• **Task statement**
Every line of the data below that holds the string "JSON" needs to be reported.

• **Records shown**
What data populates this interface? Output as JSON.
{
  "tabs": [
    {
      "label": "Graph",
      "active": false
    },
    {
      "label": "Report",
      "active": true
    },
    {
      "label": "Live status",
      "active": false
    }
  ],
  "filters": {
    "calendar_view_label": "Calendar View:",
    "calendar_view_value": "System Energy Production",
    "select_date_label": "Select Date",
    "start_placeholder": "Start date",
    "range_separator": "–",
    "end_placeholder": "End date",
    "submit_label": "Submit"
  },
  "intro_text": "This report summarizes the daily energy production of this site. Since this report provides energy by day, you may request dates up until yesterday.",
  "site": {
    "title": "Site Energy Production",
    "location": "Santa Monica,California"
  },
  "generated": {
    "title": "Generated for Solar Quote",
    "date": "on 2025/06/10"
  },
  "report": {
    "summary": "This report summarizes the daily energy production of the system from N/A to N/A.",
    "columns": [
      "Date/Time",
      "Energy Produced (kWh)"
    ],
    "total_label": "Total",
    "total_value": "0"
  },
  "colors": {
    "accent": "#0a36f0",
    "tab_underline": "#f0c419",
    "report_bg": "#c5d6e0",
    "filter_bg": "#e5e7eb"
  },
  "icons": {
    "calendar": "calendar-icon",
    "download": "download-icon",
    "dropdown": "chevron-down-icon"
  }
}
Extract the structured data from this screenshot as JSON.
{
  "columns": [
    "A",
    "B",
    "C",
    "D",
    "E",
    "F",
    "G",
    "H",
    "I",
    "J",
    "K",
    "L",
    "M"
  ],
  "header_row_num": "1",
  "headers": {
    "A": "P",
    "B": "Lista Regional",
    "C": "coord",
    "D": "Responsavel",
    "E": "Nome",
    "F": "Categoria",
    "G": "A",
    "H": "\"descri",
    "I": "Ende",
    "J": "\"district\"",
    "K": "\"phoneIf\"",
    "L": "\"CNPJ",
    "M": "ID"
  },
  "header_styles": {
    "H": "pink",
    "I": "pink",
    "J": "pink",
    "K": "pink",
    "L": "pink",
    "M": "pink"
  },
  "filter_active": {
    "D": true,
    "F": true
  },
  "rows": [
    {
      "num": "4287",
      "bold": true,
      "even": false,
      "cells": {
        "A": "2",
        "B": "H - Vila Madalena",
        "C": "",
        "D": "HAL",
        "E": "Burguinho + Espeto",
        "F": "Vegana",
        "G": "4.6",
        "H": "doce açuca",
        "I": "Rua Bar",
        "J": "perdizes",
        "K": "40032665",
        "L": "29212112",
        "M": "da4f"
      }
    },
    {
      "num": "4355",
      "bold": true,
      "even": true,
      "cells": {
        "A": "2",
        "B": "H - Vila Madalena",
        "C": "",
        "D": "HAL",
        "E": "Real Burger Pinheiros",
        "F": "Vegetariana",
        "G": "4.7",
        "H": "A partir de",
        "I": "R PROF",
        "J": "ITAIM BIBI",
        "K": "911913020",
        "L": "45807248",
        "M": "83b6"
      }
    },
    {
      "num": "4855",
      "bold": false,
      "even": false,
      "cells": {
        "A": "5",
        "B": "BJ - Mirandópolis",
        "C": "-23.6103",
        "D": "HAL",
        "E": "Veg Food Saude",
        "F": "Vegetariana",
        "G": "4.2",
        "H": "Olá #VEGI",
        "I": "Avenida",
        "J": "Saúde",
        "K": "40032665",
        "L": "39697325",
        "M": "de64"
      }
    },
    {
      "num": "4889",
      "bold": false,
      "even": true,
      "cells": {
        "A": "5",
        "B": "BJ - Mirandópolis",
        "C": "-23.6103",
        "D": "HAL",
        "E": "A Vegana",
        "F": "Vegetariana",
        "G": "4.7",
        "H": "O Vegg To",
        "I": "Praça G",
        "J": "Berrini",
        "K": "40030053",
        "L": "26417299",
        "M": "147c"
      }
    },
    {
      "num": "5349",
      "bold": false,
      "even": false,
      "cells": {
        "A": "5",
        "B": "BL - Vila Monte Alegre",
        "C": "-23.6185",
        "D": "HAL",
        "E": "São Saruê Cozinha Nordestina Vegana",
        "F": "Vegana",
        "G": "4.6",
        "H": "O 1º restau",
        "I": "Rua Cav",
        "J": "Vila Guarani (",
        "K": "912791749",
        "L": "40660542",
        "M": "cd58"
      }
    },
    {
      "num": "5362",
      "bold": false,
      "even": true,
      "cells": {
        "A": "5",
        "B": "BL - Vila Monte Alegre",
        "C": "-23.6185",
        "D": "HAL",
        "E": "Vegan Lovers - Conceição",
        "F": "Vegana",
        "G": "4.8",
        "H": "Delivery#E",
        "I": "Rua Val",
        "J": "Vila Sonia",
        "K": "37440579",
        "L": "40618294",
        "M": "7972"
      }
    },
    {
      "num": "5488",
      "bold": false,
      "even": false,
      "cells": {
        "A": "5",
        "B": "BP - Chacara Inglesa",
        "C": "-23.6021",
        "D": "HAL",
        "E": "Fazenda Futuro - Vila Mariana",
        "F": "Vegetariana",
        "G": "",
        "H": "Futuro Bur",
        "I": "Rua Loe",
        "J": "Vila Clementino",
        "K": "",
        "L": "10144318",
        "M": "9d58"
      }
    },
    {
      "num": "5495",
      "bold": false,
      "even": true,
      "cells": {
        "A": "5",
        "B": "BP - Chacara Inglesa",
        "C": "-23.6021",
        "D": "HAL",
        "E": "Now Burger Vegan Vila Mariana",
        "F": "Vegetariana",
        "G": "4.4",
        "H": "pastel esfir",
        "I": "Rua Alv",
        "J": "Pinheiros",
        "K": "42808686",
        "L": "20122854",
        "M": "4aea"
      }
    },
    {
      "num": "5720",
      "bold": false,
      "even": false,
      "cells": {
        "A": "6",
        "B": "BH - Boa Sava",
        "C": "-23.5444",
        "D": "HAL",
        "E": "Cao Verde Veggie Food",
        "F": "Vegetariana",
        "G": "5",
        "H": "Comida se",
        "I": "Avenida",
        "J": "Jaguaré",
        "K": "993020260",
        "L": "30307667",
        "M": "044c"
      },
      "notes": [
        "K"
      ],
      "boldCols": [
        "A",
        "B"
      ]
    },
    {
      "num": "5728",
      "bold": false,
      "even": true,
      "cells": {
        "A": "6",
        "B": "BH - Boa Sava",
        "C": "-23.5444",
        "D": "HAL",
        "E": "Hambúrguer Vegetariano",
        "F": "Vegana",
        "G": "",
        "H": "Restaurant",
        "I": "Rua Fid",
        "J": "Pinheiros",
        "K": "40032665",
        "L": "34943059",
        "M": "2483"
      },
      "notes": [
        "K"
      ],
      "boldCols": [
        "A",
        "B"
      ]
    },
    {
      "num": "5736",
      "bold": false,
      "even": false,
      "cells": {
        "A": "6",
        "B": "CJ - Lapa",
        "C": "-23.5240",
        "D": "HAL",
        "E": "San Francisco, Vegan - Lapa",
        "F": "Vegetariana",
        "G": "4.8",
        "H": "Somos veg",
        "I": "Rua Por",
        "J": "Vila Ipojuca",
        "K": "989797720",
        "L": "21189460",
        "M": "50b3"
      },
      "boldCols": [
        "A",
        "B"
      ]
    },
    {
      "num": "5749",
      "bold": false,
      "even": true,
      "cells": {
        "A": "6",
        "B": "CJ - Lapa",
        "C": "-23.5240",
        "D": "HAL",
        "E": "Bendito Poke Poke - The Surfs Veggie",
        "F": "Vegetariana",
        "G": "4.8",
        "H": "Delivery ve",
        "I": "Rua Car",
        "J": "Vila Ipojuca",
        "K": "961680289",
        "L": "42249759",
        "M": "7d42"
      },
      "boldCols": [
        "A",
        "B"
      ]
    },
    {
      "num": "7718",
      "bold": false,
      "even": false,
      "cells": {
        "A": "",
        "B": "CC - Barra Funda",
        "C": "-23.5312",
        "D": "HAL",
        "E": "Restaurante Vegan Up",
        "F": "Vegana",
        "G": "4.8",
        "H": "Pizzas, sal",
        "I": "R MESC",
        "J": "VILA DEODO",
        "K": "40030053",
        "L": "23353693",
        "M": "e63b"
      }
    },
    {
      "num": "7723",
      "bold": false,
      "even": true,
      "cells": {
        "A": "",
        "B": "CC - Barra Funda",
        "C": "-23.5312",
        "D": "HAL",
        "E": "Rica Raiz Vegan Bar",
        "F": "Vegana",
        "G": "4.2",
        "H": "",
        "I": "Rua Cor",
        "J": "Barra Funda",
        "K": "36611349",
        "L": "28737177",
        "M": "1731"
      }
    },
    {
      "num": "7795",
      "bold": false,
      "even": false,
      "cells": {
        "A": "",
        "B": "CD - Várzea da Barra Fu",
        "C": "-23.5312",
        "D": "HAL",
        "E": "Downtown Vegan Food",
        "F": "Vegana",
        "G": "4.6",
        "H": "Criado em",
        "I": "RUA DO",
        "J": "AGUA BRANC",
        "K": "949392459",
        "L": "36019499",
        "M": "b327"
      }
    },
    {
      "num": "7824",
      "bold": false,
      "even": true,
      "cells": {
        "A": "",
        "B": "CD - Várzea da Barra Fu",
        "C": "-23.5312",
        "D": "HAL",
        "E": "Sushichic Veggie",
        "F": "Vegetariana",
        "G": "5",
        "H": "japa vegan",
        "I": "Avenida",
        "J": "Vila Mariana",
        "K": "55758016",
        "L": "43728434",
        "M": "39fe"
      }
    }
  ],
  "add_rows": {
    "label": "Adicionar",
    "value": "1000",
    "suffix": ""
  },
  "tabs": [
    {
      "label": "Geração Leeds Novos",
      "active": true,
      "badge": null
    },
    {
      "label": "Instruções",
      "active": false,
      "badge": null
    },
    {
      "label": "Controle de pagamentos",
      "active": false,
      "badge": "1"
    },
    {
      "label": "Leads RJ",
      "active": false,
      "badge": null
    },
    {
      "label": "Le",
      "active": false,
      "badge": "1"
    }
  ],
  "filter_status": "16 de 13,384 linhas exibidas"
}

• **Task result**
What data populates this interface? Output as JSON.
Extract the structured data from this screenshot as JSON.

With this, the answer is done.